Compared to neighborhoods like East Kensington or Point Breeze, East Passyunk has seen hardly any new construction during the development boom of the last several years. Sure, there’s the occasional project here and there, but outside of one-off renovations, projects in this part of South Philly are the exception rather than the rule. And this phenomenon is explained quite easily. East Passyunk wasn’t considered a particularly cool place to live until Passyunk Avenue experienced a resurgence over the last decade, but the neighborhood remained relatively stable during the years that other parts of the city suffered severe disinvestment. In many parts of the city, as people moved away and property values cratered, buildings were left to deteriorate and the blight spiraled. Eventually, many of those neighborhoods were left with vast patches of empty land, ripe for redevelopment. And hence, we’ve seen numerous projects, large and small, in those areas.

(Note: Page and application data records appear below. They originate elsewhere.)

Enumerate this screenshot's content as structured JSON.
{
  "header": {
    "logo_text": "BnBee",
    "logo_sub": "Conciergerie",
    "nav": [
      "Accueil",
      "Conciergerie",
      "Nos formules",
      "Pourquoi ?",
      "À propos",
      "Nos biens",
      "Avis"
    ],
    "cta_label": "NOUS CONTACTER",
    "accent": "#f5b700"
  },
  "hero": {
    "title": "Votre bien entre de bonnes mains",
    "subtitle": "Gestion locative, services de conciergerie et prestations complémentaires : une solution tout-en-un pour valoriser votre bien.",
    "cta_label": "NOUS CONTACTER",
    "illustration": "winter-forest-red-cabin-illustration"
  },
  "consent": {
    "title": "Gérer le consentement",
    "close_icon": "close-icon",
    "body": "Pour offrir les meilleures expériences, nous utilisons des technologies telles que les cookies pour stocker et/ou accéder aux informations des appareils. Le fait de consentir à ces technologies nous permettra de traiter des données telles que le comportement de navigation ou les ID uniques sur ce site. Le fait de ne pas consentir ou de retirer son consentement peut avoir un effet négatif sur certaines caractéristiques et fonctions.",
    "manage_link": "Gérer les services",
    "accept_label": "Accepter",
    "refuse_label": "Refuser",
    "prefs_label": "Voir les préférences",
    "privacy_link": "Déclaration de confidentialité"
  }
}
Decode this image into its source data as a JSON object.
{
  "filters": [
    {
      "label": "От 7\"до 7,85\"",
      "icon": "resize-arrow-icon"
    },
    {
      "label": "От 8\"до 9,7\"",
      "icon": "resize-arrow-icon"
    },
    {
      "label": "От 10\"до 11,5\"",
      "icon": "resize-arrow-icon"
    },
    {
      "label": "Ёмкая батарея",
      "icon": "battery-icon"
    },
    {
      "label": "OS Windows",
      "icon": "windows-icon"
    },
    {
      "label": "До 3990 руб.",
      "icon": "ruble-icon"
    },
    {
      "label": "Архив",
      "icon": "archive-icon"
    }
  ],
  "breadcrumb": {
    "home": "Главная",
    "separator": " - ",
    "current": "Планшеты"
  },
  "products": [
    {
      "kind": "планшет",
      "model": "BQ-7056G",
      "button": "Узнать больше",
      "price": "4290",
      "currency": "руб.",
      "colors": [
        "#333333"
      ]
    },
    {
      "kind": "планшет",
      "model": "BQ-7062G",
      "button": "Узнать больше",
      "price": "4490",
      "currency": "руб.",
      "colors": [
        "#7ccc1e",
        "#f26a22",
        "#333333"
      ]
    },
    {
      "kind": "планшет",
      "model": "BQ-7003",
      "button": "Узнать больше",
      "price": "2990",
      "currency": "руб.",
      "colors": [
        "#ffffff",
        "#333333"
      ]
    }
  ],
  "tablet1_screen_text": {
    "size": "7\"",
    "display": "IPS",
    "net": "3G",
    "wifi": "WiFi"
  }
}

Not to say that there’s been no vacancy or blight in and around East Passyunk, but it’s not nearly to the same extent as those other neighborhoods. And without the sizable parcels and the incredibly low price points at which they traded, there’s a much smaller development path in this section of South Philly. Instead of vacant land, the main opportunities in East Passyunk are underused property, most commonly former commercial or industrial buildings. This was exactly what happened on the 2000 block of S. Hutchinson St., a project we covered over the summer. Look for a similar phenomenon sometime soon on the corner of 9th & Emily.
This building was, for many years, home to D’Amario’s Auto Body, a business we believed to be associated with the auto garage to the north. But it seems that the two businesses were not related, as the business next door is Mike’s Car Care, which appears is still operating. D’Amario’s is gone though, and the new owners of the property are looking to tear down its former home.
The plan for the property would then divide it into five new parcels, with the developers building a duplex on each new lot. Certainly, ten apartments would seem to make considerable sense at this location, even though it’s five blocks away from Passyunk Avenue. Though the corridor is a bit of a shlep, the Bok Building is just one block away and we believe that this project wouldn’t be happening if Bok wasn’t home to a bunch of small businesses, including a coffee shop and a couple of restaurants. All of this assumes that the ZBA approves the project, of course.
Taking things a step further, we wonder whether Mike’s Car Care might consider selling their property at some point in the near future to developers looking to pursue a similar course. Sure, nobody likes when their favorite auto garage closes or relocates, but as the surrounding neighborhood continues to improve, the land will eventually become more valuable than the location for this business, if that hasn’t happened already. They may well stick around, or they might start seeking greener (less valuable) pastures.